WORK REQUEST: Repeat the whole listing. Keep it exact.

DATA FOR ANALYSIS:
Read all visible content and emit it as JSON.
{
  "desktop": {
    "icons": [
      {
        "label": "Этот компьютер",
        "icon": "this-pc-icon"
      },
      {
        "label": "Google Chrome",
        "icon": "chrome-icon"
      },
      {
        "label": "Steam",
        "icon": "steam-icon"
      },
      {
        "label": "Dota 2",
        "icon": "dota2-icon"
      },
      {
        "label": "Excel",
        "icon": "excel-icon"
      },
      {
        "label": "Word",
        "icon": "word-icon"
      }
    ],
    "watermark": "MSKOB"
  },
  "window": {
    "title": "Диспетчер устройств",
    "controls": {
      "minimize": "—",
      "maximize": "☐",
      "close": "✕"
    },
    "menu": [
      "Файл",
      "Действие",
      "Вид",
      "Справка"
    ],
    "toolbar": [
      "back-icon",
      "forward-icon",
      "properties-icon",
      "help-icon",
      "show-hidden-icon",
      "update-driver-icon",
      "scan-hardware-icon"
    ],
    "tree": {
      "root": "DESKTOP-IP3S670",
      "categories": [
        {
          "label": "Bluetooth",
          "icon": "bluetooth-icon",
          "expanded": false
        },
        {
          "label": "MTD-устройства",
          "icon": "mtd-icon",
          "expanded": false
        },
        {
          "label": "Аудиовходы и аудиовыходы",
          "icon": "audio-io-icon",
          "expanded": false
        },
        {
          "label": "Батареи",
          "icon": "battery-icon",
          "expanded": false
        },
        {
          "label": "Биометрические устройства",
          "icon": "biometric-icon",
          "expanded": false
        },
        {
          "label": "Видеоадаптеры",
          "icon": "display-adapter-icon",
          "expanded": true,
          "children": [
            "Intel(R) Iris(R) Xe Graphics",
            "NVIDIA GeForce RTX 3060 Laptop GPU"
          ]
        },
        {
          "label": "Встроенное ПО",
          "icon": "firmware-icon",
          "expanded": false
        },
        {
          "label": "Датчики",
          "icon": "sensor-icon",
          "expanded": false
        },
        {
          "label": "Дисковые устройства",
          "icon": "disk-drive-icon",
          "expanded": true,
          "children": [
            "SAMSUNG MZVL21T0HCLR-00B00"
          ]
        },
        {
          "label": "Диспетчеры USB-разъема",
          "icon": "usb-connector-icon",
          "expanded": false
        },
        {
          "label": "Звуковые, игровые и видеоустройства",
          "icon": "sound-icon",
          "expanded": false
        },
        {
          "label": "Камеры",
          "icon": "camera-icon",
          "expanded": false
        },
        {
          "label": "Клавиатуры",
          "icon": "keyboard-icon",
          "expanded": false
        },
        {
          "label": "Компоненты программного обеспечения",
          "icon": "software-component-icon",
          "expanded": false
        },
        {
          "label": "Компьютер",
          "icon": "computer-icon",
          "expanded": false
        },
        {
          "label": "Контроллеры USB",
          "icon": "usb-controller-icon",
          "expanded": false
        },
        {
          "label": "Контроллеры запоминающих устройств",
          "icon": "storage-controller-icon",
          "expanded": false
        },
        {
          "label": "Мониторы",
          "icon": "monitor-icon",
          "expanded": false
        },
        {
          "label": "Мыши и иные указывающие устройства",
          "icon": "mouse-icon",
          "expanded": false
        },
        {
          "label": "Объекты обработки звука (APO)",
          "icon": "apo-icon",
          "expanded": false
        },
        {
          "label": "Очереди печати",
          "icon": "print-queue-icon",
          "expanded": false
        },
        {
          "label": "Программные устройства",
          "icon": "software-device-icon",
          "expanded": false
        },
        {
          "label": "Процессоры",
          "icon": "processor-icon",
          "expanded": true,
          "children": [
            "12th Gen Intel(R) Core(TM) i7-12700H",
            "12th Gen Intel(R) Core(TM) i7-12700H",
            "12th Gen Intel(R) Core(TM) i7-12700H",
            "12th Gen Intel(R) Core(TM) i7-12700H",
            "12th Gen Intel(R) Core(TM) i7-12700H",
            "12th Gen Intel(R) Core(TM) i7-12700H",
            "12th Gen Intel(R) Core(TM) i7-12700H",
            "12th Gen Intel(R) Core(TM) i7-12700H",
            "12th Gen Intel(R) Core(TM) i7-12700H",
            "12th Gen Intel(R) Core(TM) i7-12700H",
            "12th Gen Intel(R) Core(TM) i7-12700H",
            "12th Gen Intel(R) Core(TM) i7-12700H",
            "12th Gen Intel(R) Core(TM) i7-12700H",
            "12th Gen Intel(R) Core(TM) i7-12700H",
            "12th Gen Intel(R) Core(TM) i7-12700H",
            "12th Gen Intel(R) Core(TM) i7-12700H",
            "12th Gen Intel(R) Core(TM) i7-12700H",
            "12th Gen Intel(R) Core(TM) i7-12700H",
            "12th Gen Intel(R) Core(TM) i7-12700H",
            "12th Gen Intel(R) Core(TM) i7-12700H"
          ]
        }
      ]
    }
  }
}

REPLY TO THE EXERCISE:
Read all visible content and emit it as JSON.
{
  "desktop": {
    "icons": [
      {
        "label": "Этот компьютер",
        "icon": "this-pc-icon"
      },
      {
        "label": "Google Chrome",
        "icon": "chrome-icon"
      },
      {
        "label": "Steam",
        "icon": "steam-icon"
      },
      {
        "label": "Dota 2",
        "icon": "dota2-icon"
      },
      {
        "label": "Excel",
        "icon": "excel-icon"
      },
      {
        "label": "Word",
        "icon": "word-icon"
      }
    ],
    "watermark": "MSKOB"
  },
  "window": {
    "title": "Диспетчер устройств",
    "controls": {
      "minimize": "—",
      "maximize": "☐",
      "close": "✕"
    },
    "menu": [
      "Файл",
      "Действие",
      "Вид",
      "Справка"
    ],
    "toolbar": [
      "back-icon",
      "forward-icon",
      "properties-icon",
      "help-icon",
      "show-hidden-icon",
      "update-driver-icon",
      "scan-hardware-icon"
    ],
    "tree": {
      "root": "DESKTOP-IP3S670",
      "categories": [
        {
          "label": "Bluetooth",
          "icon": "bluetooth-icon",
          "expanded": false
        },
        {
          "label": "MTD-устройства",
          "icon": "mtd-icon",
          "expanded": false
        },
        {
          "label": "Аудиовходы и аудиовыходы",
          "icon": "audio-io-icon",
          "expanded": false
        },
        {
          "label": "Батареи",
          "icon": "battery-icon",
          "expanded": false
        },
        {
          "label": "Биометрические устройства",
          "icon": "biometric-icon",
          "expanded": false
        },
        {
          "label": "Видеоадаптеры",
          "icon": "display-adapter-icon",
          "expanded": true,
          "children": [
            "Intel(R) Iris(R) Xe Graphics",
            "NVIDIA GeForce RTX 3060 Laptop GPU"
          ]
        },
        {
          "label": "Встроенное ПО",
          "icon": "firmware-icon",
          "expanded": false
        },
        {
          "label": "Датчики",
          "icon": "sensor-icon",
          "expanded": false
        },
        {
          "label": "Дисковые устройства",
          "icon": "disk-drive-icon",
          "expanded": true,
          "children": [
            "SAMSUNG MZVL21T0HCLR-00B00"
          ]
        },
        {
          "label": "Диспетчеры USB-разъема",
          "icon": "usb-connector-icon",
          "expanded": false
        },
        {
          "label": "Звуковые, игровые и видеоустройства",
          "icon": "sound-icon",
          "expanded": false
        },
        {
          "label": "Камеры",
          "icon": "camera-icon",
          "expanded": false
        },
        {
          "label": "Клавиатуры",
          "icon": "keyboard-icon",
          "expanded": false
        },
        {
          "label": "Компоненты программного обеспечения",
          "icon": "software-component-icon",
          "expanded": false
        },
        {
          "label": "Компьютер",
          "icon": "computer-icon",
          "expanded": false
        },
        {
          "label": "Контроллеры USB",
          "icon": "usb-controller-icon",
          "expanded": false
        },
        {
          "label": "Контроллеры запоминающих устройств",
          "icon": "storage-controller-icon",
          "expanded": false
        },
        {
          "label": "Мониторы",
          "icon": "monitor-icon",
          "expanded": false
        },
        {
          "label": "Мыши и иные указывающие устройства",
          "icon": "mouse-icon",
          "expanded": false
        },
        {
          "label": "Объекты обработки звука (APO)",
          "icon": "apo-icon",
          "expanded": false
        },
        {
          "label": "Очереди печати",
          "icon": "print-queue-icon",
          "expanded": false
        },
        {
          "label": "Программные устройства",
          "icon": "software-device-icon",
          "expanded": false
        },
        {
          "label": "Процессоры",
          "icon": "processor-icon",
          "expanded": true,
          "children": [
            "12th Gen Intel(R) Core(TM) i7-12700H",
            "12th Gen Intel(R) Core(TM) i7-12700H",
            "12th Gen Intel(R) Core(TM) i7-12700H",
            "12th Gen Intel(R) Core(TM) i7-12700H",
            "12th Gen Intel(R) Core(TM) i7-12700H",
            "12th Gen Intel(R) Core(TM) i7-12700H",
            "12th Gen Intel(R) Core(TM) i7-12700H",
            "12th Gen Intel(R) Core(TM) i7-12700H",
            "12th Gen Intel(R) Core(TM) i7-12700H",
            "12th Gen Intel(R) Core(TM) i7-12700H",
            "12th Gen Intel(R) Core(TM) i7-12700H",
            "12th Gen Intel(R) Core(TM) i7-12700H",
            "12th Gen Intel(R) Core(TM) i7-12700H",
            "12th Gen Intel(R) Core(TM) i7-12700H",
            "12th Gen Intel(R) Core(TM) i7-12700H",
            "12th Gen Intel(R) Core(TM) i7-12700H",
            "12th Gen Intel(R) Core(TM) i7-12700H",
            "12th Gen Intel(R) Core(TM) i7-12700H",
            "12th Gen Intel(R) Core(TM) i7-12700H",
            "12th Gen Intel(R) Core(TM) i7-12700H"
          ]
        }
      ]
    }
  }
}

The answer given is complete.